» Your instructions: Go through the entries below. Copy out every line that contains "法术防御".

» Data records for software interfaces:
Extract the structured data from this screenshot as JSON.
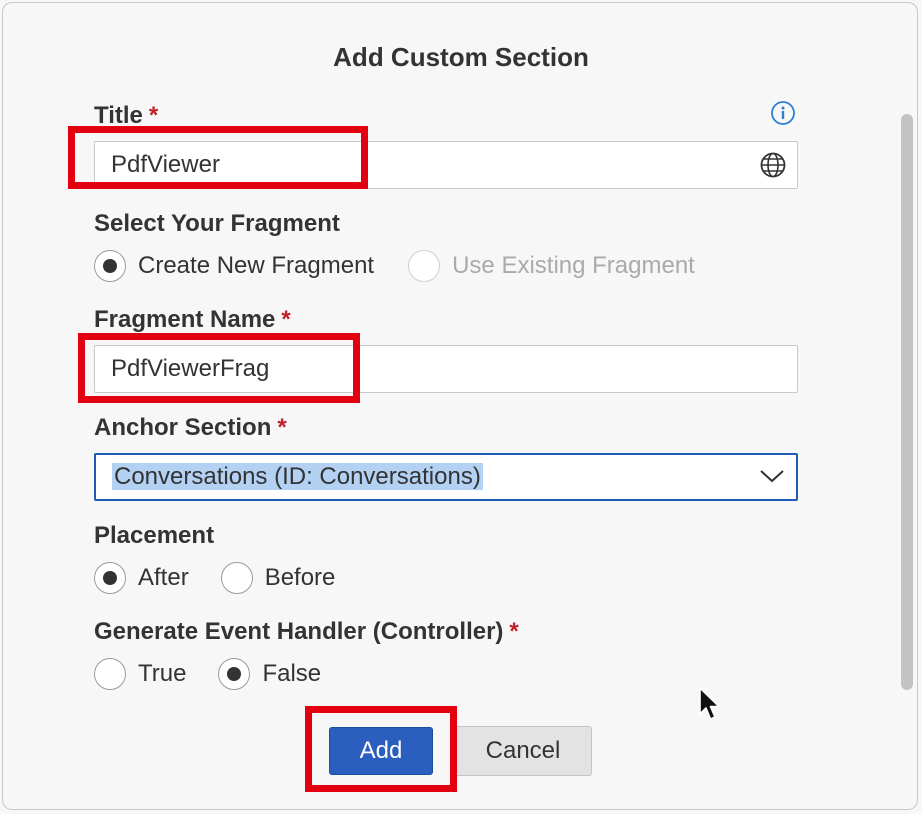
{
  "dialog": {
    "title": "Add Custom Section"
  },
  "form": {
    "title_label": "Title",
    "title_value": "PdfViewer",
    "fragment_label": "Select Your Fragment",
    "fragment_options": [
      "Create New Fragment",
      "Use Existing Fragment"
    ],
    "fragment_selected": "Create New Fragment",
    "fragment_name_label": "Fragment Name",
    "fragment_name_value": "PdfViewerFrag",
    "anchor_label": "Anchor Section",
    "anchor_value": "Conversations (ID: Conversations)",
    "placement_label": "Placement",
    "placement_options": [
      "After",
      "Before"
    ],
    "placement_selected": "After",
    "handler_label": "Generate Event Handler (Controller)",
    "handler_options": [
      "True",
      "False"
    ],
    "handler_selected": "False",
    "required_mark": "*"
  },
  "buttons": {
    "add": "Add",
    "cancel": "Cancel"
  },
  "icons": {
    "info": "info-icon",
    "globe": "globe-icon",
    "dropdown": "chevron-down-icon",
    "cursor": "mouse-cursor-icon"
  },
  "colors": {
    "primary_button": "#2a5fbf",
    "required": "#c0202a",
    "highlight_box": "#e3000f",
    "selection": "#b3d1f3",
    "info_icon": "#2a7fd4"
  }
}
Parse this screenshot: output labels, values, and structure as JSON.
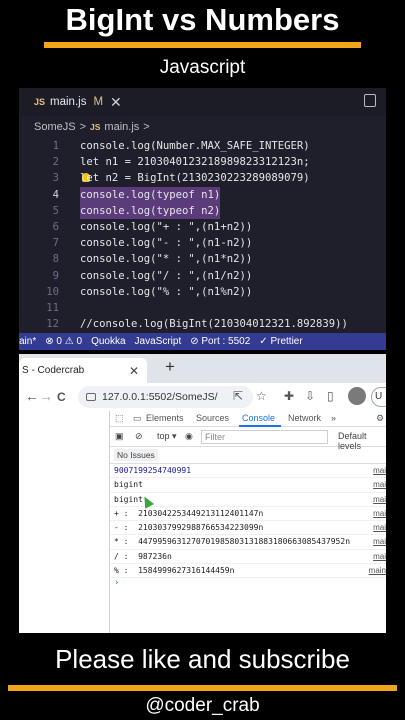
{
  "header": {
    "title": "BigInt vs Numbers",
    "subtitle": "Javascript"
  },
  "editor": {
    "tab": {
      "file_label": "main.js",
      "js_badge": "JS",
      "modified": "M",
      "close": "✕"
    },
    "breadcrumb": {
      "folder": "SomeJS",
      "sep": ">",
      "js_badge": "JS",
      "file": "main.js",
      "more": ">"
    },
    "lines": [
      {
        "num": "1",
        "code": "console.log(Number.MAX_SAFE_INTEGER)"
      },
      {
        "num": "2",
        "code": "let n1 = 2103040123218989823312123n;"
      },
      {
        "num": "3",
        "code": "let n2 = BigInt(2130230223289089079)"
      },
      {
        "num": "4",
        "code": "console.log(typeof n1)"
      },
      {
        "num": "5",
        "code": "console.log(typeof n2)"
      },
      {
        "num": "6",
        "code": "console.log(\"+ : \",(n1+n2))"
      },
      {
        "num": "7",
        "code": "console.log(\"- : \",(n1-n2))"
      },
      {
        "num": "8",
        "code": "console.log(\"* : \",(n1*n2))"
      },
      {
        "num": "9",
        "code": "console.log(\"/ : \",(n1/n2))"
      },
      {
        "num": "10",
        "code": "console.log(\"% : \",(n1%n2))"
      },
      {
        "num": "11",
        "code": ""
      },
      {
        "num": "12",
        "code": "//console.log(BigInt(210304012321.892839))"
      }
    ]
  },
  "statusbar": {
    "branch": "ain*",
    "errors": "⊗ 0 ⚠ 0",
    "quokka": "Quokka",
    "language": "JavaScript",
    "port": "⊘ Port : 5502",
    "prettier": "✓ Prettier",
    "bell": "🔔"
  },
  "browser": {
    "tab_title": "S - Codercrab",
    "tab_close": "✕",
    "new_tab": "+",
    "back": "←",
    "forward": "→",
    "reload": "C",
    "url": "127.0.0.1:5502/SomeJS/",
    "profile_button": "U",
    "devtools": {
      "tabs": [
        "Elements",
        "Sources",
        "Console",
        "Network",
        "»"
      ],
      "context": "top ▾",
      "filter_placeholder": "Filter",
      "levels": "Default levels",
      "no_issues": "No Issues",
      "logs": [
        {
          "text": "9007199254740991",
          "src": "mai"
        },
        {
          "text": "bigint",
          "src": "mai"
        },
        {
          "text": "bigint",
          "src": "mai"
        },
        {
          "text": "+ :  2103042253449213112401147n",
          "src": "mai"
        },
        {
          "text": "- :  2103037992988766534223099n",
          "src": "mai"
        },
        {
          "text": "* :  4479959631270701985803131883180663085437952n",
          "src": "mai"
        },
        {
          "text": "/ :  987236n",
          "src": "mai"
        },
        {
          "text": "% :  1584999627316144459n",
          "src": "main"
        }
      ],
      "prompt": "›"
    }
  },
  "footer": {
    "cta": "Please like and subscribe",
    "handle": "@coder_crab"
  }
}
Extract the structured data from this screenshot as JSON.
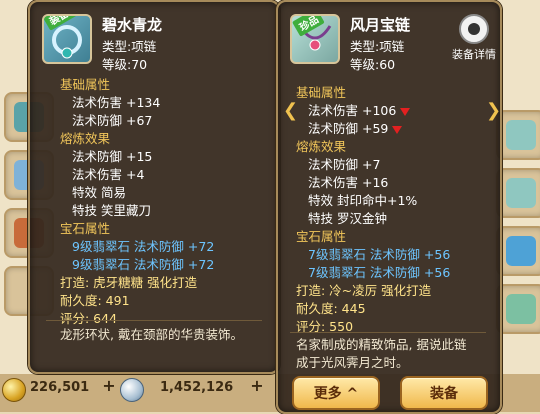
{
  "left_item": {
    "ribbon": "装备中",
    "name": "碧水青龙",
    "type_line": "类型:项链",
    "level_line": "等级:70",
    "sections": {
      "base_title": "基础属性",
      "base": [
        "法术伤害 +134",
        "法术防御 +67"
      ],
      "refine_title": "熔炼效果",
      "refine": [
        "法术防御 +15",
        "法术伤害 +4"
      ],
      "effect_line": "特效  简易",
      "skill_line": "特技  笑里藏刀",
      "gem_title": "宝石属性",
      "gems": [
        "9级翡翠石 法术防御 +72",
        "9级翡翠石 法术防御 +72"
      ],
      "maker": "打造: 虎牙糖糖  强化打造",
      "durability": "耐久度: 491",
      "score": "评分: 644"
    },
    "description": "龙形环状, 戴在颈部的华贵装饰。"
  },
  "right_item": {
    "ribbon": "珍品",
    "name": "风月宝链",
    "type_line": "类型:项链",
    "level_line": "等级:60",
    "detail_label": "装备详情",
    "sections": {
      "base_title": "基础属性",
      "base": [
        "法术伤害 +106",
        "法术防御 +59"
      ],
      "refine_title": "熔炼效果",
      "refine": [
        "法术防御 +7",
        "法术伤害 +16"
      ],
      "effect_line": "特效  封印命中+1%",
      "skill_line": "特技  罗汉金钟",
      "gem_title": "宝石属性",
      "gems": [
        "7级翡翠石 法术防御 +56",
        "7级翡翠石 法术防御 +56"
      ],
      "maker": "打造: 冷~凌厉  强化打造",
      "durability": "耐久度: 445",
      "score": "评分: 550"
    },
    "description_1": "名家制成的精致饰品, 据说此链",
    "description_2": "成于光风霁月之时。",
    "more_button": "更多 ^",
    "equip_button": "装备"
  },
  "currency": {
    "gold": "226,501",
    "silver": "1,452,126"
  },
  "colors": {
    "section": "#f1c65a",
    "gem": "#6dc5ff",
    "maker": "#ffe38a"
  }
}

» Result of this exercise:
        "法术防御 +67"
        "法术防御 +15",
        "9级翡翠石 法术防御 +72",
        "9级翡翠石 法术防御 +72"
        "法术防御 +59"
        "法术防御 +7",
        "7级翡翠石 法术防御 +56",
        "7级翡翠石 法术防御 +56"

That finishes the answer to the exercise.